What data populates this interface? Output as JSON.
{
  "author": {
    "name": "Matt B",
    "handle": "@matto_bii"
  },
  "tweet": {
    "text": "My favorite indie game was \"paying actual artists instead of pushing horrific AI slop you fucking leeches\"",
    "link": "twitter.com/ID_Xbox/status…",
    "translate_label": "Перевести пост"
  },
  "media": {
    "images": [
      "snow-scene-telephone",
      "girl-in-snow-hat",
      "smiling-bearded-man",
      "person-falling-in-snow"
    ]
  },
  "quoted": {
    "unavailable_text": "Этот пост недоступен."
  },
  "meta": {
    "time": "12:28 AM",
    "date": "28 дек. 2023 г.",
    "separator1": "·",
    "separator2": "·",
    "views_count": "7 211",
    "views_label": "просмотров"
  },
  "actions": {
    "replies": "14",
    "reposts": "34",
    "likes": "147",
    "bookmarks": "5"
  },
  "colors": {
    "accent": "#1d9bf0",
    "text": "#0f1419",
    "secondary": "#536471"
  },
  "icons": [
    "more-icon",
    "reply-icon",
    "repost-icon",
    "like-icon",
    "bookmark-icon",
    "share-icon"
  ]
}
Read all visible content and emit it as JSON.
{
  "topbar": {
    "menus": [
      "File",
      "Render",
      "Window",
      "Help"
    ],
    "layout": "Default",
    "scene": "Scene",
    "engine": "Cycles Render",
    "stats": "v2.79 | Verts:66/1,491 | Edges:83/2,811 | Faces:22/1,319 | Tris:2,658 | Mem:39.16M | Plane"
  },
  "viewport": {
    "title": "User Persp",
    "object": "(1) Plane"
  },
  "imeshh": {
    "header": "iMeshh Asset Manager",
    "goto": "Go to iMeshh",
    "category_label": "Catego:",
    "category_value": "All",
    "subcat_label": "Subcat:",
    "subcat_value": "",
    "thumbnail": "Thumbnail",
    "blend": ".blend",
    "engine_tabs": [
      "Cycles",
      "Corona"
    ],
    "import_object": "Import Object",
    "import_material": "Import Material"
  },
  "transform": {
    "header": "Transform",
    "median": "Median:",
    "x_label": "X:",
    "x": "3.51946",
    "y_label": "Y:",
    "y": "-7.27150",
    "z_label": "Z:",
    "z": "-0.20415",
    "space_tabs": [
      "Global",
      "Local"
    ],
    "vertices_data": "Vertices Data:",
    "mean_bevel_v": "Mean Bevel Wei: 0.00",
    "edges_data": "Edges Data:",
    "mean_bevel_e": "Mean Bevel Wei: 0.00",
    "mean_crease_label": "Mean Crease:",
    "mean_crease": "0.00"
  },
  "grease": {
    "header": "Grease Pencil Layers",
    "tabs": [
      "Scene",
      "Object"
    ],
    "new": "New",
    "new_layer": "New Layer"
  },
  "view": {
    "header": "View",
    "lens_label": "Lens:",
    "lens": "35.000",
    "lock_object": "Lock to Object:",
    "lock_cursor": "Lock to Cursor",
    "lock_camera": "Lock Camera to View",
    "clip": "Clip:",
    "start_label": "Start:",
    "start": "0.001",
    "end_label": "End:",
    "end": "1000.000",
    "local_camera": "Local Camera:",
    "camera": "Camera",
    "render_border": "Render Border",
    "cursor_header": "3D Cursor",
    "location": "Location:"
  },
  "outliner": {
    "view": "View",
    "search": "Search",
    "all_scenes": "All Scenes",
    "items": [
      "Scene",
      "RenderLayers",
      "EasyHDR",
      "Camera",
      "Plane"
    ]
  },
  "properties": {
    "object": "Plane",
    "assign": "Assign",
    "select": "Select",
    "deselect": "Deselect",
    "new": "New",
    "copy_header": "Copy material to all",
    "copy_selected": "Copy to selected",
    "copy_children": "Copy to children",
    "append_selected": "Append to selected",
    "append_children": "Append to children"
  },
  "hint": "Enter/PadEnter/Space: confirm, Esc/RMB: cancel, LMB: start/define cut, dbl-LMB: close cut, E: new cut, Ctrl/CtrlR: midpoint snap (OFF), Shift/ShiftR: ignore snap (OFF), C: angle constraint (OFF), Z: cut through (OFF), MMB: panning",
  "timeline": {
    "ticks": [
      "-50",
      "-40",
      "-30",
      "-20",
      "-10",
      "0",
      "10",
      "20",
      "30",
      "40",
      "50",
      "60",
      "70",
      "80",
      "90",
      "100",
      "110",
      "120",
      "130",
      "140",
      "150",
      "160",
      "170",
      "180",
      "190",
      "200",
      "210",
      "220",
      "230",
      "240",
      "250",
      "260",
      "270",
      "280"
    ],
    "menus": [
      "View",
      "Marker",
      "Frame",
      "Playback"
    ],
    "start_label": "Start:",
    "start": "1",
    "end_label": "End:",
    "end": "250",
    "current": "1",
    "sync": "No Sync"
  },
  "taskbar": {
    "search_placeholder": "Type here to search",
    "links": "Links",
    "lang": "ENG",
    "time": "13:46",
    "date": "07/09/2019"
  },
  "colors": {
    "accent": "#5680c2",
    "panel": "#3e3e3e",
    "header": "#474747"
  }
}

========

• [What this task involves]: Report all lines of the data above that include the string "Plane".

• [Task answer]:
    "stats": "v2.79 | Verts:66/1,491 | Edges:83/2,811 | Faces:22/1,319 | Tris:2,658 | Mem:39.16M | Plane"
    "object": "(1) Plane"
      "Plane"
    "object": "Plane",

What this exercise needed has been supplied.